Spanking sometimes (not always) leads to obedience (though, for some personalities, it encourages rebellion). But obedience is not the entire goal, is it? We want our kids to obey out of respect and love, not out of terror or obligation.
If our kids become obedient out of obligation, they will likely treat their faith the same way—as a set of rules to follow in order to avoid condemnation from God. But God doesn’t care about rule-following for the sake of rule-following; He desires an intimate relationship that leads to obedience out of love.
Of course, rule-following for the sake of rule-following might keep one out of trouble momentarily, but it likely will set up a crisis of faith later or make one embrace fundamentalist or violent forms of Christianity. For instance, if a mild spank is justified to combat the crime of eating a cookie without permission, it may convey that there are levels of violence to combat the level of sin. It may seem small now, but later, this kind of thinking can grow into viewing God as a far-away, blood-thirsty warrior, who justifies any level of violence. For example, a shooting may be justified to combat corruption; an insurrection may be justified to combat a “stolen election”; a bomb may be justified to combat a dictator. Once we get to this point, God does not look like Jesus at all.
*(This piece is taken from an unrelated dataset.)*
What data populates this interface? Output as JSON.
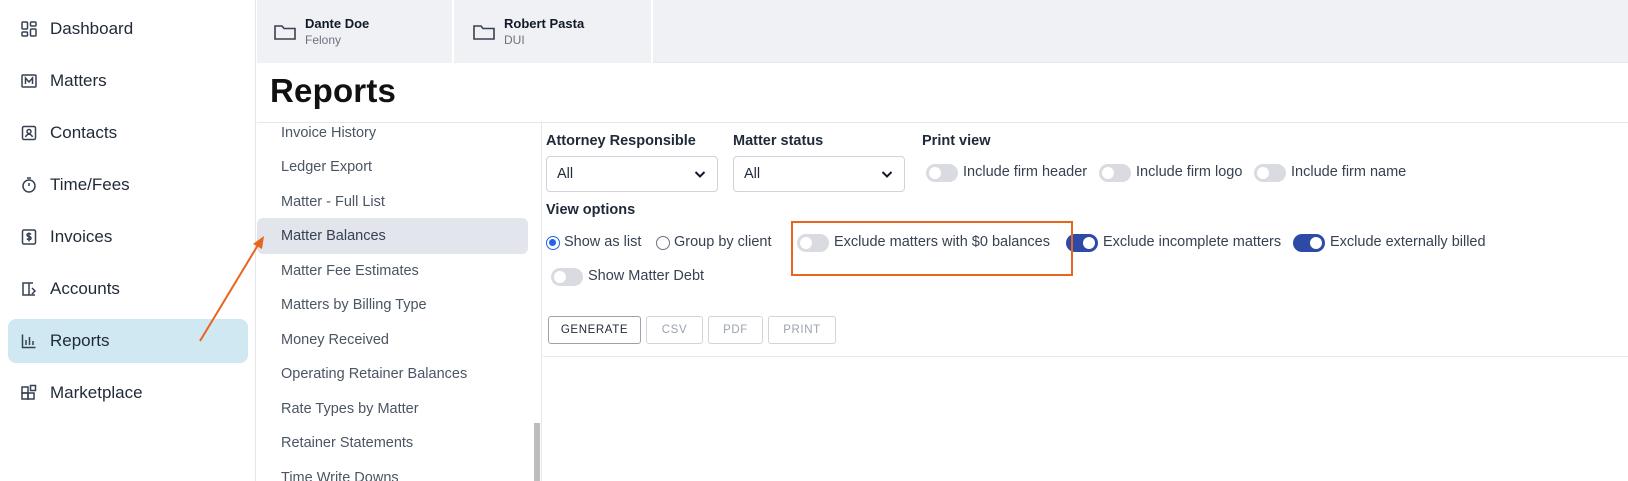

I am sure that most parents spank their children out of love. My argument is not against the motives of the parents, but what it may do to the children. If we’re honest, spanking is usually passed down. Parents spank their kids because they were spanked by their parents, who were spanked by their parents, and so forth. The Bible might refer to this as a generational curse. Just as the wrath of God is the built-in consequence of sin, a curse could be seen as the generational built-in consequence of sin. Only if we are open to the Spirit can we break these curses and allow ourselves and our children to be more like the Crucified Christ.
Finally, if you are a parent who spanks, it is not whatsoever hopeless for your children. Jesus accommodates to our failures and is constantly at work to reveal His true self. However, the more we are sanctified into a reflection of Christ, the less His accommodation is necessary. This should be the goal of every believer. But since our own good will eventually wear out, we need power from the Spirit to energize us for the long game of Cruciform Love.
In sum, my view of refraining from spanking is deeply theological. Parenting is surely not easy, but we have a Heavenly Father who demonstrates the characteristics that we need most as a parent: love, wisdom, and patient endurance.
Image credit: Pamela Reynoso